Add More Perennials to the Raised Beds
This is going slowly but surely. We’ve added lovage, passionflower, and valerian so far. Initially, I did all of my herb gardening in the raised beds. Ants love to move in anytime I turn under the beds for annual plantings, though, so we had to change our strategy a bit. This is especially important because the only ant control I want to use is organic lemongrass oil. It works, but it’s not as effective as chemical controls.
Plant Our First Tea Bushes
We ordered 7 very healthy, very happy Camelia sinensis plants. This is a bit of a whim and an experiment. We’d love to grow white tea as a specialty crop, but we’re not sure how well it will do in our area. There’s not a lot of information available on growing tea as a specialty crop in the United States. So we decided to just plant some and go for it! If it works out well, we can always plant more. If not, seven plants isn’t a particularly risky investment. Ever the bargain hunter, I even found them on sale. 😉
Grow a Successful Crop of Calendula
This is a great example of how contrary farming can be. Calendula is one of the easiest herbs to grow and we’ve never had difficulty with it. I’m normally swimming in blooms by June. What happened this year? Every last seedling damped off or was eaten by slugs! The spring was too cold and wet. We’re trying again this week now that the weather is warmer and things have dried out.
I’d love to offer sunflowers at farmers markets alongside our herbs, so we are experimenting to see if they will do well. So far they are happy and haven’t required much work other than weeding between them when they were little. No bug problems so far, either!
Peonies are another type of cut flowers I’d like to grow here on the farm. They grow very well in our area, are perennial, and we don’t usually have insect problems with them. I wasn’t sure if we would be able to add any this year, but my mom helped me find six varieties!
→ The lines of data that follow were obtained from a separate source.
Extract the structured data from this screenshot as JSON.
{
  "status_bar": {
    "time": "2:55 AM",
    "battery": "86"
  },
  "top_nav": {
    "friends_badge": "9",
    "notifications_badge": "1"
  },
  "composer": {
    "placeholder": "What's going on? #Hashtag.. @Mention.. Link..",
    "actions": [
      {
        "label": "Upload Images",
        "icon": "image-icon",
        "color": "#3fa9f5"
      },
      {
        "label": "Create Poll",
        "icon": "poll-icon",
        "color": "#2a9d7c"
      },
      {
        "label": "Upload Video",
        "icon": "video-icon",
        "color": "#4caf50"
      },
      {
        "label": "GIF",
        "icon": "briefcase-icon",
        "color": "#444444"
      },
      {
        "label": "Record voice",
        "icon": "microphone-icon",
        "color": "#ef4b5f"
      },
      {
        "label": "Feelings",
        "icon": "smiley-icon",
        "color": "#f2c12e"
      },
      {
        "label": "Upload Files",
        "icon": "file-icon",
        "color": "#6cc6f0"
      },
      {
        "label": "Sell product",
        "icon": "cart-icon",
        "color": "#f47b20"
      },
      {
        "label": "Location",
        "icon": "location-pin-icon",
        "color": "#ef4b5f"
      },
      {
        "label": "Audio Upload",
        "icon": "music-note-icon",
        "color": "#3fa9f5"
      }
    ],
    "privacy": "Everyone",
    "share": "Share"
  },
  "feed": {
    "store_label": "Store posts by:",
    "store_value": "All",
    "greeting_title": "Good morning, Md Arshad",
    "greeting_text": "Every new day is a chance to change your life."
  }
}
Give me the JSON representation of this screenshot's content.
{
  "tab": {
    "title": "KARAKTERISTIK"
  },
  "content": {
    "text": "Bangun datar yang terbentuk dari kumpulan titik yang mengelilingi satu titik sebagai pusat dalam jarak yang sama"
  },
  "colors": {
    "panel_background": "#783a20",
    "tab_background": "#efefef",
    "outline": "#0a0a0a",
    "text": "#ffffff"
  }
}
So we tucked them in where we had planned on the chamomile.
See for Yourself!
Below, you can find a video of how things are shaping up around June Apple. I hope you enjoy the tour!
All the best,